== TASK GOAL ==
Line by line, copy the material that follows without leaving anything out.

== GIVEN RECORDS ==
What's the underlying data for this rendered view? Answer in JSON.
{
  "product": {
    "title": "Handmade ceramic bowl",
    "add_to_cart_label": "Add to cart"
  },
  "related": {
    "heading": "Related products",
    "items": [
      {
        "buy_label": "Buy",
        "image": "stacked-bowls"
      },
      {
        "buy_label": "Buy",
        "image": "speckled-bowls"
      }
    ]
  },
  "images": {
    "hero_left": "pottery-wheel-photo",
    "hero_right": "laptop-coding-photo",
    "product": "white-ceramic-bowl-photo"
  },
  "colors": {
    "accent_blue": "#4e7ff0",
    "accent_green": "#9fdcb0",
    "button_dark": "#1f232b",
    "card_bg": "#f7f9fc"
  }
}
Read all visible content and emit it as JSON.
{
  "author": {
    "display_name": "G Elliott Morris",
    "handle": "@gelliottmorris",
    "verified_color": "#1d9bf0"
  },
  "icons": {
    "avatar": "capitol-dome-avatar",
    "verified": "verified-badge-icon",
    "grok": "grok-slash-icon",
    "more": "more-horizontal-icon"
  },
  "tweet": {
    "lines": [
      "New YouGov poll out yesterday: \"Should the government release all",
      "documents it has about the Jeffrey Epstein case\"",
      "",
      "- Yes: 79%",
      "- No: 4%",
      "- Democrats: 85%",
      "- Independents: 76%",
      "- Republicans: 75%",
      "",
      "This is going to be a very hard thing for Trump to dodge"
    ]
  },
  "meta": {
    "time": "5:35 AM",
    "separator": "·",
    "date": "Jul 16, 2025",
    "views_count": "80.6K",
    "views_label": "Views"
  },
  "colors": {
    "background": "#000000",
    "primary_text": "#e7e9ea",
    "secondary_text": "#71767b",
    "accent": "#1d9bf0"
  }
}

== WRITTEN SOLUTION ==
What's the underlying data for this rendered view? Answer in JSON.
{
  "product": {
    "title": "Handmade ceramic bowl",
    "add_to_cart_label": "Add to cart"
  },
  "related": {
    "heading": "Related products",
    "items": [
      {
        "buy_label": "Buy",
        "image": "stacked-bowls"
      },
      {
        "buy_label": "Buy",
        "image": "speckled-bowls"
      }
    ]
  },
  "images": {
    "hero_left": "pottery-wheel-photo",
    "hero_right": "laptop-coding-photo",
    "product": "white-ceramic-bowl-photo"
  },
  "colors": {
    "accent_blue": "#4e7ff0",
    "accent_green": "#9fdcb0",
    "button_dark": "#1f232b",
    "card_bg": "#f7f9fc"
  }
}
Read all visible content and emit it as JSON.
{
  "author": {
    "display_name": "G Elliott Morris",
    "handle": "@gelliottmorris",
    "verified_color": "#1d9bf0"
  },
  "icons": {
    "avatar": "capitol-dome-avatar",
    "verified": "verified-badge-icon",
    "grok": "grok-slash-icon",
    "more": "more-horizontal-icon"
  },
  "tweet": {
    "lines": [
      "New YouGov poll out yesterday: \"Should the government release all",
      "documents it has about the Jeffrey Epstein case\"",
      "",
      "- Yes: 79%",
      "- No: 4%",
      "- Democrats: 85%",
      "- Independents: 76%",
      "- Republicans: 75%",
      "",
      "This is going to be a very hard thing for Trump to dodge"
    ]
  },
  "meta": {
    "time": "5:35 AM",
    "separator": "·",
    "date": "Jul 16, 2025",
    "views_count": "80.6K",
    "views_label": "Views"
  },
  "colors": {
    "background": "#000000",
    "primary_text": "#e7e9ea",
    "secondary_text": "#71767b",
    "accent": "#1d9bf0"
  }
}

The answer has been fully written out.